When I consider what online debate is like, I don't see a lot of resemblance to what I learned in junior high. The two things I think are noticeably lacking is the research aspect, which takes time, and the organization of the brief, which lays out our argument. Online debate generally takes place on blogs, Facebook, and in its least productive venue, Twitter. 

My daughter has been home for a visit this week and we were talking about this, and we came to the conclusion that most of what passes for "debate" online is really just dialogue. There are no real formal guidelines for dialogue. There ought to be an understanding between two people to treat each other with respect and treat the other person better than ourselves, but there's something about the lack of a face that discourages that. I wonder what people would do if all online debate was done through Skype where there was a visual component.

Someone said to me a few months ago that she thought debate online was better than face to face debate because it caused people to rely less on other clues and just got down to the words themselves. That comment sounded almost a little postmodern, as if the words exist outside of the speaker. This person found tone of voice distracting and not focusing on the real matter, the words. I, for one, like those cues, because they often reveal presuppositions and other things that are very helpful for overcoming communication difficulties. 

When we dialogue online, we have to ask ourselves why. Are we looking to understand something, or are we looking to give everyone a lesson or two? I think the latter is more common. Many of us who enter an argument on Facebook or a blog have one thing in mind: to force our views. We may not be interested in learning anything, but rather we want to do the teaching. In some cases, well meaning Christian brothers and sisters want to "speak into your life." That's not debate. That's standing on a soap box. The internet soapbox is safe, because no one can throw tomatoes at you. I have been guilty of this, and I wish now I could take back every contrary discussion I have had with people I will never meet this side of heaven. There's a nasty aftertaste following one those exchanges. Some people may feel energized by such interaction, I just feel a little sick.

I've sworn off debate on social media. I'm not only avoiding participation, I'm learning the joy of ignoring those who are debating. One gets more blogs read when she ignores the comments. I'm also cutting down on using that "share" button on Facebook, just because one never knows when that will stir up something. Perhaps I'm just a coward, or soft in the head. It does leave me much more time for other things, like books, and my family. My husband always says there is freedom in ignoring, and he's right.


Birds of a feather ...

Birds of a feather flock together.

You will be known by the company you keep.

Whoever walks with the wise becomes wise, but the companion of fools will suffer harm. (Proverbs 13:20)

My mother often talked about those first two maxims.
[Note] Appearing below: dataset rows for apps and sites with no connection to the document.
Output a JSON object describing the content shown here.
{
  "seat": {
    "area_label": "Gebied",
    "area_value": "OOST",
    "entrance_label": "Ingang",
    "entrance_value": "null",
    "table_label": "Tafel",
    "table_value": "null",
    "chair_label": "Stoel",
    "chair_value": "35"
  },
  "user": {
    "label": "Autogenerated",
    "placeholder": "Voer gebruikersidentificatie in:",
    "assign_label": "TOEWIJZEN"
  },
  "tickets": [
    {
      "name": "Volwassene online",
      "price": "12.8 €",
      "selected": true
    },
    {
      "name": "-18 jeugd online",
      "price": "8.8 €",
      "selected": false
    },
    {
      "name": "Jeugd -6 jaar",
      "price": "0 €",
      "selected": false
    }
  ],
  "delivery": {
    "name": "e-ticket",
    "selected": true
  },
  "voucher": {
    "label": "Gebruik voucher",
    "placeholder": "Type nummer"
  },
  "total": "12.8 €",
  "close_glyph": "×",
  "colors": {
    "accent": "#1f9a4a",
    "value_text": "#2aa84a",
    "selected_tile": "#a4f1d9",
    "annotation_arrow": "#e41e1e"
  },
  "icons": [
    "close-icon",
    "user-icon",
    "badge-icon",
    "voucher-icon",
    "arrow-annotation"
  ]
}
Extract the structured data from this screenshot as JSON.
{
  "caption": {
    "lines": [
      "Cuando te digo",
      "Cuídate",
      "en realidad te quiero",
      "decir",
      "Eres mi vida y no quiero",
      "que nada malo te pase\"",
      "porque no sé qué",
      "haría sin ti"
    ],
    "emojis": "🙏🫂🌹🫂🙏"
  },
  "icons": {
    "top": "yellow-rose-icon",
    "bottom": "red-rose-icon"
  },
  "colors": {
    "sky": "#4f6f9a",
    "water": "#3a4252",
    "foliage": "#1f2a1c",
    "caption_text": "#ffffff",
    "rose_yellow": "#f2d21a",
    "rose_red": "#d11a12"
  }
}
I think she would agree with the Proverbs passage.

I have thought about those truths lately; about the company I keep both online and off, and about whether or not I'm the kind of company others should avoid. Perhaps some believe that. I don't know.

What I do know is that truly believe that third point. I long to be someone who walks with the wise.  I want to flock with the birds of wisdom; I want to be known for being among a company of wise women. I want it to be true of my offline life and my online life.

I'm fortunate to know some women who are the kind I want to follow.

They tend to say less rather than more.

They know when to speak and when to be silent.

They are willing to forego having the last word.

They know what discretion is.

They know how to be truthful with mercy because they know the extent of the mercy Christ has shown to them.

They use caution in their online lives.

They understand that righteous living proceeds from biblical doctrine.

I'm sure I could go on. Sometimes, I'm quite certain that I don't fit in with these women whom I am blessed to call friends, but I'm glad they let me walk beside them, because I'm counting on the truth of that proverb.